I used to think that jet lag was bullshit. I always believe din getting on a plane, setting my watch to the time in the destination city and that was that. I had no patience for people (my mom, Becky…) saying, “It’s midnight in New Jersey!” But that was before I was up at 3:30 am sipping coffee and trying to put together a million piece Play Mobile castle with three kids crawling all over me. Brutal, man. Just brutal.
Jacob woke up at 12:30 this morning — as in a half hour after midnight — and never really went back to sleep. He has been at school since 8:30 and I am picking him up in 45 minutes. It will be interesting to see what kind of shape he is in. I am trying to figure out how to keep him up until at least 7 pm.

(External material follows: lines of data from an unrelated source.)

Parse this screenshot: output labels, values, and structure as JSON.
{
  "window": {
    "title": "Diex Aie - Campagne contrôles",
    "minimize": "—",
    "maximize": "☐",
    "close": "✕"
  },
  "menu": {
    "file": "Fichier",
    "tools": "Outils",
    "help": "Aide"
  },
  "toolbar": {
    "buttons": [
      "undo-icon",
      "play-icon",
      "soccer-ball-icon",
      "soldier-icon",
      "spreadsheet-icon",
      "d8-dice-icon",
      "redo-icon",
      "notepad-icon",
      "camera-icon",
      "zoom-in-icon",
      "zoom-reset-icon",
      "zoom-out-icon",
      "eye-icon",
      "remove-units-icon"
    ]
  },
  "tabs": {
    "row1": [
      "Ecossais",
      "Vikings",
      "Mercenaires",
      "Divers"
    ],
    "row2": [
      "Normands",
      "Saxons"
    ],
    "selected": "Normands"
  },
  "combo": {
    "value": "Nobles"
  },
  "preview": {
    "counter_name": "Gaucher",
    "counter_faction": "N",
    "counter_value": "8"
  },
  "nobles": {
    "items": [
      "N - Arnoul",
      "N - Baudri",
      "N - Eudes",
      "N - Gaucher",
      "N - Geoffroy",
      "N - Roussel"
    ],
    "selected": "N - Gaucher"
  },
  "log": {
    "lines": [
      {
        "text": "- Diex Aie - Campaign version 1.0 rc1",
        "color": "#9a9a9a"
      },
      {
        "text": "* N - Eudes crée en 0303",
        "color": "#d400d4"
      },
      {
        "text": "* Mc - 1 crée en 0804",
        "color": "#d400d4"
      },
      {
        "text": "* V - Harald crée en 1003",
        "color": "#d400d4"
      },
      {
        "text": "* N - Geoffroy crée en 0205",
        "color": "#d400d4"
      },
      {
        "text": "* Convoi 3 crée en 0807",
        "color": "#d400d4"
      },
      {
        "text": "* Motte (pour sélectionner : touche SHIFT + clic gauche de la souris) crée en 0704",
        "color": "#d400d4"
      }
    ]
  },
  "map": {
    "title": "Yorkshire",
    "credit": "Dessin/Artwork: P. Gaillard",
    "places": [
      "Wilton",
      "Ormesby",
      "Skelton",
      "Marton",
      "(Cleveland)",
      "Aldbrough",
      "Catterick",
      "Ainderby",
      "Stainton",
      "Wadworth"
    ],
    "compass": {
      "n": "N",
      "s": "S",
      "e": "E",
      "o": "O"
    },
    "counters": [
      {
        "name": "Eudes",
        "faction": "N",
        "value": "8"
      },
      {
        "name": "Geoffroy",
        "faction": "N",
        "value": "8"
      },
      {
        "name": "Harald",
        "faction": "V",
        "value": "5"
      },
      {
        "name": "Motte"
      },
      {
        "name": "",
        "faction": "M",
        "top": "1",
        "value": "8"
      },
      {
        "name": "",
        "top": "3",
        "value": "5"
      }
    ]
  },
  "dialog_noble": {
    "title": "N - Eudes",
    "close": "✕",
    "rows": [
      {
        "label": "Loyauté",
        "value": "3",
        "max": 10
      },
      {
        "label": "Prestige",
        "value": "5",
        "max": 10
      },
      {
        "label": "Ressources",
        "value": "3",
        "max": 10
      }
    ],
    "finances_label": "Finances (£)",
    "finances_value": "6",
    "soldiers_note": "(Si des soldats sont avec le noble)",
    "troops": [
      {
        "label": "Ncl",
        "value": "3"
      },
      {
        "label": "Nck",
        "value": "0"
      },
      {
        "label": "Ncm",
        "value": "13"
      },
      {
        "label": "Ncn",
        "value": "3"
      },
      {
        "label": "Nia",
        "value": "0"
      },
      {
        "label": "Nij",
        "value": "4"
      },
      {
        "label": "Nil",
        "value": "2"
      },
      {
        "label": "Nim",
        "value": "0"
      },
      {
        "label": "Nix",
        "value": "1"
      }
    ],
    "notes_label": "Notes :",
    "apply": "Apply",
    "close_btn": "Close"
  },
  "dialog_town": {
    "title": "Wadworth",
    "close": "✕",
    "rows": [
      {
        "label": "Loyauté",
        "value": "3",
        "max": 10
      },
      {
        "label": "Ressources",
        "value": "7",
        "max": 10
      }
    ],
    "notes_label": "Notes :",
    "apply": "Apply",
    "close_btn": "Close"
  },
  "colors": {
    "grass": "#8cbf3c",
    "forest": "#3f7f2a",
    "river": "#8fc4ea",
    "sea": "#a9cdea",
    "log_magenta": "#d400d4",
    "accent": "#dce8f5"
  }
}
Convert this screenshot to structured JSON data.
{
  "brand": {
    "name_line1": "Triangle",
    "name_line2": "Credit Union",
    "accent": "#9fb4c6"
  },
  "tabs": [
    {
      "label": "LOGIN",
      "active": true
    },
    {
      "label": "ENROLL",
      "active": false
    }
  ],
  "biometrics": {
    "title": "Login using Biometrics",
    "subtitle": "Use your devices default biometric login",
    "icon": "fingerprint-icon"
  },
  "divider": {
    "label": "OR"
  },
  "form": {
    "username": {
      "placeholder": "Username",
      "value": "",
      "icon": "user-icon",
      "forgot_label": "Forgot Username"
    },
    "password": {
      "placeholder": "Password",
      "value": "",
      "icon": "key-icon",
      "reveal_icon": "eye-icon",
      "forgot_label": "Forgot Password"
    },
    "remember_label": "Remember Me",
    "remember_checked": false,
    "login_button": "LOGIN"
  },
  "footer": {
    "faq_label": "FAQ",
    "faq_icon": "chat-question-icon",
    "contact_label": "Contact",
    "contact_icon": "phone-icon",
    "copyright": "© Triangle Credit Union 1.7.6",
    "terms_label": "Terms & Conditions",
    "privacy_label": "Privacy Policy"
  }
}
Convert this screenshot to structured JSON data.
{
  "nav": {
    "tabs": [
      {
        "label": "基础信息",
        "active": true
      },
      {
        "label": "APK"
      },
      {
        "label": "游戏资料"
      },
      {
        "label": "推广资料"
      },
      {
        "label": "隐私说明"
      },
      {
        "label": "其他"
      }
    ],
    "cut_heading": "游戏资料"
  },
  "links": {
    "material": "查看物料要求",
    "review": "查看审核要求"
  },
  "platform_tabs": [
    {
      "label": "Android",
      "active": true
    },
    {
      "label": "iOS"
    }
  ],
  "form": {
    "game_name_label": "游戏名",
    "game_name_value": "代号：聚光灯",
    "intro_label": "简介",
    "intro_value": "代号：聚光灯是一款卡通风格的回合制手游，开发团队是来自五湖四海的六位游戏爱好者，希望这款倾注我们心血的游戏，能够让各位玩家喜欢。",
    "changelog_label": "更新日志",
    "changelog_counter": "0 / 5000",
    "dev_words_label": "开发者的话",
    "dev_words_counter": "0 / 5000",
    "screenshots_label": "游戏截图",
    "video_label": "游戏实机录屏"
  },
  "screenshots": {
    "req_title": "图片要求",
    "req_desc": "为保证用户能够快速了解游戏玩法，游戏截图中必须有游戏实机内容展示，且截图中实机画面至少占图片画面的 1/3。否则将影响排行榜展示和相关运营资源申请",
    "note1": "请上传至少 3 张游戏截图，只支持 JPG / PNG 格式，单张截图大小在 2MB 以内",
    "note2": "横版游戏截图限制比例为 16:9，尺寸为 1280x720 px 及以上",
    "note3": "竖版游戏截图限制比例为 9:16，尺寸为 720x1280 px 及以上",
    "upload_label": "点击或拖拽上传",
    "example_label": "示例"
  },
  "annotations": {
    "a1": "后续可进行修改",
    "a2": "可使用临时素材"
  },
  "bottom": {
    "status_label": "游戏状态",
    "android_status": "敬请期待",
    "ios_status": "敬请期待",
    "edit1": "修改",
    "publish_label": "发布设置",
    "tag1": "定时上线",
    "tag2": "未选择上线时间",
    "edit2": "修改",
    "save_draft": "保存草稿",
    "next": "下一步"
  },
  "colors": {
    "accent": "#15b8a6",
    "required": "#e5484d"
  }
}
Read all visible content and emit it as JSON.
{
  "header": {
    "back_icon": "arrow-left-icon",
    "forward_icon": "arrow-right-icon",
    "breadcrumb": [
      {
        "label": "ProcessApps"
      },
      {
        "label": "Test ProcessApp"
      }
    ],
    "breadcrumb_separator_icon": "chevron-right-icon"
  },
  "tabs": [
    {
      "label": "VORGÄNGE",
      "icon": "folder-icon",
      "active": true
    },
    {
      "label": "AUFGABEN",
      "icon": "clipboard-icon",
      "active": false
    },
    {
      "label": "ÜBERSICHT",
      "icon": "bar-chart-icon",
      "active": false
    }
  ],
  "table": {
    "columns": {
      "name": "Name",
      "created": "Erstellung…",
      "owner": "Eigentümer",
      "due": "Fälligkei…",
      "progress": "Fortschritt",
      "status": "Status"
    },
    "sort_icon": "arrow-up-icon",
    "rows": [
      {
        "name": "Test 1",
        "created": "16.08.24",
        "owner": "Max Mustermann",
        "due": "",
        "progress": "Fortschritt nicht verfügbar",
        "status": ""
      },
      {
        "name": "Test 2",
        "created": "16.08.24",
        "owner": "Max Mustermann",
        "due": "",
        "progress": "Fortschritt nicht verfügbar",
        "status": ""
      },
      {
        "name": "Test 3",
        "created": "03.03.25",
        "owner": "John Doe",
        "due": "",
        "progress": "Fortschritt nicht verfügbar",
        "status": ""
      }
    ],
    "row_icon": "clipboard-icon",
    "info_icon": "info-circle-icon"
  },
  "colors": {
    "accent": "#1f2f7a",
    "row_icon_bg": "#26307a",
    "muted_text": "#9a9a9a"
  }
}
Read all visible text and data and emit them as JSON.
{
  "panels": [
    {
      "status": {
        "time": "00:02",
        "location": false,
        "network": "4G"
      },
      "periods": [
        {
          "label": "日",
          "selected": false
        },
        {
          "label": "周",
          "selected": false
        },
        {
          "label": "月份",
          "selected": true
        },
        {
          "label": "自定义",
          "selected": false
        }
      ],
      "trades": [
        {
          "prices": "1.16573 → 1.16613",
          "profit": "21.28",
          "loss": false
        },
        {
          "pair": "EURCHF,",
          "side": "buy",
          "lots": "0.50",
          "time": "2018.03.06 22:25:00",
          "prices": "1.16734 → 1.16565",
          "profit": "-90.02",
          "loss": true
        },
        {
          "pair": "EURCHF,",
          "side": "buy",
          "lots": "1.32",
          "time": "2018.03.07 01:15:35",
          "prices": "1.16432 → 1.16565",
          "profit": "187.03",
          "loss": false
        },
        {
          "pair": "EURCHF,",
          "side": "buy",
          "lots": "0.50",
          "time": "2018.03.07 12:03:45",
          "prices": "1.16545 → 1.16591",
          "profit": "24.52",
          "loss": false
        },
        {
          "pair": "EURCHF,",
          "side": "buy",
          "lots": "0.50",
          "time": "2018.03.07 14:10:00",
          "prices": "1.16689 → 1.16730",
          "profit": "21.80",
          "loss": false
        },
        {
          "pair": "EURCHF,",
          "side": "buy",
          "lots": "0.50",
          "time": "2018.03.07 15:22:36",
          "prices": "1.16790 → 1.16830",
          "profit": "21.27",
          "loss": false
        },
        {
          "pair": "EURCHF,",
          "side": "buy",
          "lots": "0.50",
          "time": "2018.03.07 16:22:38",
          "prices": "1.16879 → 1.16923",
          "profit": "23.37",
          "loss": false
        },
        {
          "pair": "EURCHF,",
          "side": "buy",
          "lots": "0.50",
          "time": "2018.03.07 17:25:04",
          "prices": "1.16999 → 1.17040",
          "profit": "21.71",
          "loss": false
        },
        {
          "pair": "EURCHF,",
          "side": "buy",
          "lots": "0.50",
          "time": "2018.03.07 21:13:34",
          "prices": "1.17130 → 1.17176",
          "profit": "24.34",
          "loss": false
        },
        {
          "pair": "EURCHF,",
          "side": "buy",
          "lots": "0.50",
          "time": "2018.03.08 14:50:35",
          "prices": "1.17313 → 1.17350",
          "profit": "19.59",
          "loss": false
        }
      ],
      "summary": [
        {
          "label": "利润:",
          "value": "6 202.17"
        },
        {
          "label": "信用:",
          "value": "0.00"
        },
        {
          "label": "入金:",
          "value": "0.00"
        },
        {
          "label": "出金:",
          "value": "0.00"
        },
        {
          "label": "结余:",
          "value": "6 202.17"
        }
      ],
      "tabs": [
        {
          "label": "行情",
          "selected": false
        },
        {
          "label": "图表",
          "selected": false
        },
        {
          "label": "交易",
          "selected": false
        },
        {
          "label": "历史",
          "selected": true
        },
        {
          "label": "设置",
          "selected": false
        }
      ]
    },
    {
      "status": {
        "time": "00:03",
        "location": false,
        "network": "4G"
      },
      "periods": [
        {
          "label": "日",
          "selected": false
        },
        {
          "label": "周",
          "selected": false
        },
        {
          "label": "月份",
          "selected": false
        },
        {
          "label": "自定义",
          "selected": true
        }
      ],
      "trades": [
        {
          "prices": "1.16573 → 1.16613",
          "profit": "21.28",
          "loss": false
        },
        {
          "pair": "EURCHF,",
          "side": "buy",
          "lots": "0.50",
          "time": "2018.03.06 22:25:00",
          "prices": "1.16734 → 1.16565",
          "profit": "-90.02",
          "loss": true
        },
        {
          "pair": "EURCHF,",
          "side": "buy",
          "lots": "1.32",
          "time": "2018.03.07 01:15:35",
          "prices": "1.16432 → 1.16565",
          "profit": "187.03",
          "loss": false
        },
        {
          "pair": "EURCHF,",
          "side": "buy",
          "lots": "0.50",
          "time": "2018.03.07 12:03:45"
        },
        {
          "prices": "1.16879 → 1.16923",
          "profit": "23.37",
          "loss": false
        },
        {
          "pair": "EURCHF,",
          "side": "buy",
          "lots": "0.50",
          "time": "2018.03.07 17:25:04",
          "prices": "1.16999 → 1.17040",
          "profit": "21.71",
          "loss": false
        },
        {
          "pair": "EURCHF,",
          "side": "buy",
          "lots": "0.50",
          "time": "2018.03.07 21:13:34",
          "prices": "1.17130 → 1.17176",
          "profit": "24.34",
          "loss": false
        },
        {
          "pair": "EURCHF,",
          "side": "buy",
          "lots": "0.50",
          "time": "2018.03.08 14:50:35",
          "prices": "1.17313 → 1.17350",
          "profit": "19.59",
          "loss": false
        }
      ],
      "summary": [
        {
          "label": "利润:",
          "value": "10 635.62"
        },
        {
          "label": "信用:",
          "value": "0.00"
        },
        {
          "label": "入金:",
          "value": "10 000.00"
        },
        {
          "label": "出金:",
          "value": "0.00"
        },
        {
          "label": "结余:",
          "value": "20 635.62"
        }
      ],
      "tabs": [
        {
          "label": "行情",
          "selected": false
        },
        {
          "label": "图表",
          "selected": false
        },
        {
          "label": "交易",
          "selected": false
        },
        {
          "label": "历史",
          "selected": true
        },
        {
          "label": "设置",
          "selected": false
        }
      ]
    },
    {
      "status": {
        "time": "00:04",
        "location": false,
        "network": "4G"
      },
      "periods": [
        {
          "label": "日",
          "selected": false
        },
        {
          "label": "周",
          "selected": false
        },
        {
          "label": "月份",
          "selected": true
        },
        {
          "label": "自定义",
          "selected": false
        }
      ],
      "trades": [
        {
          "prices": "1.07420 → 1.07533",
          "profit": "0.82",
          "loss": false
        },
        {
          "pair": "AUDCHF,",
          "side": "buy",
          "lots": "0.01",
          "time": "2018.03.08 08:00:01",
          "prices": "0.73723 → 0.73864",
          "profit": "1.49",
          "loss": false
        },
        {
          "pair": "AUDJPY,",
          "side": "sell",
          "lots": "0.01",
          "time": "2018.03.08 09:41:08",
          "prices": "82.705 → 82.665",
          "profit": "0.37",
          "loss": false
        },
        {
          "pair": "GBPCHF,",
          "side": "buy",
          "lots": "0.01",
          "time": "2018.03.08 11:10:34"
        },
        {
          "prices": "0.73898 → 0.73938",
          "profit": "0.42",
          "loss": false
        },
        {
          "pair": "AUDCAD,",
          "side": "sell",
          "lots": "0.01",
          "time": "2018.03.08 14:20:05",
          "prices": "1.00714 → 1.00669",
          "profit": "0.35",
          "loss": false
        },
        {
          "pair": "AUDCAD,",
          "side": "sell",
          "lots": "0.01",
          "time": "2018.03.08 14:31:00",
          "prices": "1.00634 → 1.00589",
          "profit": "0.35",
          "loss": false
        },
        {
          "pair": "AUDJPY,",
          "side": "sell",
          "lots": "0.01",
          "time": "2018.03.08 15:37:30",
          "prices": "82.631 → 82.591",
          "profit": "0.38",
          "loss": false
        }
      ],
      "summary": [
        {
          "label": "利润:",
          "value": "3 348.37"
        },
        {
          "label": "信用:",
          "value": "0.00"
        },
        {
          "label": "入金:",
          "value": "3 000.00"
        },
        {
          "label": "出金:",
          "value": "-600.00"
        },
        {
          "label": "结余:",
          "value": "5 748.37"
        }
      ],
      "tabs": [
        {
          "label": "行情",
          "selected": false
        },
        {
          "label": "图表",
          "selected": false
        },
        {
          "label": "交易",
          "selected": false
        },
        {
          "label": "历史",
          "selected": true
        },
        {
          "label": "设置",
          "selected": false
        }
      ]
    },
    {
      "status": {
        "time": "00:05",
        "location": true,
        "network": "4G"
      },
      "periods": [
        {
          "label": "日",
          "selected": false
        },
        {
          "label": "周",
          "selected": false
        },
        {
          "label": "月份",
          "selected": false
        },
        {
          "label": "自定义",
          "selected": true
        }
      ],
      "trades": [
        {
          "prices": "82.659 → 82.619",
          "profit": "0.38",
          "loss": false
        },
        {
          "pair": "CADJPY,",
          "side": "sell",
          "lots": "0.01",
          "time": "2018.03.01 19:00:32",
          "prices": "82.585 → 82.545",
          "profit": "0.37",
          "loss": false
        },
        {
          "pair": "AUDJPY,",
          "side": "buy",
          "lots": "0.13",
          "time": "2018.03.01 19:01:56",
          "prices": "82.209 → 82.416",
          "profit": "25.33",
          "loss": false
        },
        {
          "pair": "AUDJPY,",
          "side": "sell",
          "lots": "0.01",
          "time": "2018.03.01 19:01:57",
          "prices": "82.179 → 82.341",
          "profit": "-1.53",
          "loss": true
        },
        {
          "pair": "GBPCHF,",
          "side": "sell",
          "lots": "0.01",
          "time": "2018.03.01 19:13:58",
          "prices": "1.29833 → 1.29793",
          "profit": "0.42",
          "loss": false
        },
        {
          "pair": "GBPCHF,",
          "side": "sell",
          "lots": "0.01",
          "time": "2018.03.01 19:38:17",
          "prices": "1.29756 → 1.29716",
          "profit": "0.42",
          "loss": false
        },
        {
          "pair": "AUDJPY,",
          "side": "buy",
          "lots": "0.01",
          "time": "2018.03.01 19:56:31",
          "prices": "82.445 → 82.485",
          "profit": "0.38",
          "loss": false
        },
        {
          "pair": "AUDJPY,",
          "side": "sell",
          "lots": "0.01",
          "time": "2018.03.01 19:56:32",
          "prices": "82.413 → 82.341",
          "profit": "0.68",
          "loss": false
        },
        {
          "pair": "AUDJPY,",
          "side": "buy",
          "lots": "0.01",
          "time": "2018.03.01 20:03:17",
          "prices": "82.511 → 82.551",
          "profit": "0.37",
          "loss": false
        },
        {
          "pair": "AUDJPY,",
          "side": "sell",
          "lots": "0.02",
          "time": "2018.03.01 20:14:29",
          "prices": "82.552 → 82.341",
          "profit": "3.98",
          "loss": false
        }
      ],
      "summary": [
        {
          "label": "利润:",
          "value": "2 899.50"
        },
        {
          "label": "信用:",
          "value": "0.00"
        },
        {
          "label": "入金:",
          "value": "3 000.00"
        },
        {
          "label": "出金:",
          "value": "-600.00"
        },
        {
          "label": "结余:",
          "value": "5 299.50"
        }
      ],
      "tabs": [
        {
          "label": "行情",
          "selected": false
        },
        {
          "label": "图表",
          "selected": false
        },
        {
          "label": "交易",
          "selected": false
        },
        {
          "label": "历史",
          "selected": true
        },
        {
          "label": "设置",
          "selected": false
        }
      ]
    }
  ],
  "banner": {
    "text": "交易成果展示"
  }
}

He came into our bed at 12:30 and flip flopped around for about an hour until I threw in the towel and realized he wasn’t going back to sleep. I set him up on a computer, then put a Dvd in. Eventually I heard Eli out in the hall talking to him. I stayed in bed, half asleep for a while longer, then I eventually heard Anna out there aa well. I dragged myself out and Jacob was alone. I asked him where Anna was.
“Upstairs, “ he said, not taking his eyes off the computer screen, where he was slaying aliens. “eli’s taking care of her.”
I nodded and got back in bed. Then I realized how insane that was and dragged myself upstairs. They were playing happily. Eli was pleased to see me and asked me to start putting together the castle, which we bought at Randall’s in Pittsburgh. For some reason, I started to do so, before realizing that it was not yet 4 in the damn morning and if I was up, I better get some coffee STAT. Thank God for those six pounds of Peets I brought back. I brewed up a pot of Guatemala and dug in for the duration. I let Becky sleep through all of this because I figured that I could always nap mid-afternoon (though I didn’t) while she would have to slog right into the muck (which she did).
No problem getting everyon e off to school, though Eli did make some half-hearted “I don’t want to go” fussing. But we all got out to our bikes – which were covered after three inactive weeks in a disgusting film of grime, despite being undercover in a carport and made our way off to school.
I’ll be honest. The flight was, at times, brutal. There is no other way to describe the feeling of having anna and eli awake whil emost of the plane snoozes and out of sound options to entertain them, only to realize that you are seven hours in, with almost as much time left until touchdown. At one point, I felt like I might unscrew eli’s head from his body. Not a good feeling. Somehow or another, he finally fell asleep for most of the last four hours. Anna miraculously, unbelievably, only slept an hour at the very beginning and then was up, like a bright-eyed bushy tailed Energizer bunny. She finally started playing with Lemuel, a three-year-old chinese boy on his way with his mother and baby sister from Raleigh, NC to Szechuan for Chinese New year’s. They occupied each other for a couple of hours, with my assistance. I walked them all over the plane and played some games with them. His mother was eternally grateful.
We made it here finally and breezed through customs, then gathered up our prodigious luggage collection. Each of our bags had a baby on our trip. We left with four or five bags and returned with nine. We probably had more possessions on that flight than an average Chinese family owns. A lot of Chanukah presents, as well as various and sundrie purchases, from a coffee maker to a new comforter for Jacob. We won’t be back for six or seven months so it seemed prudent to stock up.
Mr. Dou was there, and he took Becky, Eli and Anna and maybe a third of our bags, while Jacob and I took the rest and got a cab. We got a tough-as-nails looking female cabbie who looked over our overflowing cart and demanded 200 quai. (Meter would be about 40-50). I negotiated her down to 100, we filled the trunk and back seat, with Jacob squeezing in there, aside the leaning tower of luggage. I got in the front seat, figuring this was all a good reintroduction to life in China. She drove like a bat out of hell, passing on the right shoulder on the expressway, bobbing and weaving.
Everything looked grayer and dustier, but pretty good. I have to say it felt pretty good to be on that crazy assed Jing Shun Lu road that runs outside our compound. Everyone was happy to be back home, and no one complained or cried, or spoke about anyone or anything or anyplace they had visited in a longing way, despite having had a great time. That’s all good.
Now we just have to get through these next few days, stay up to a relatively reasonable hour, get some sleep and get back on our feet. I got through today pretty well with the help of Peets coffee and some Allman Brothers Fillmore East and Albert King Fillmore West cranking through my headphones. Sometimes I forget the power of music. Then I remember…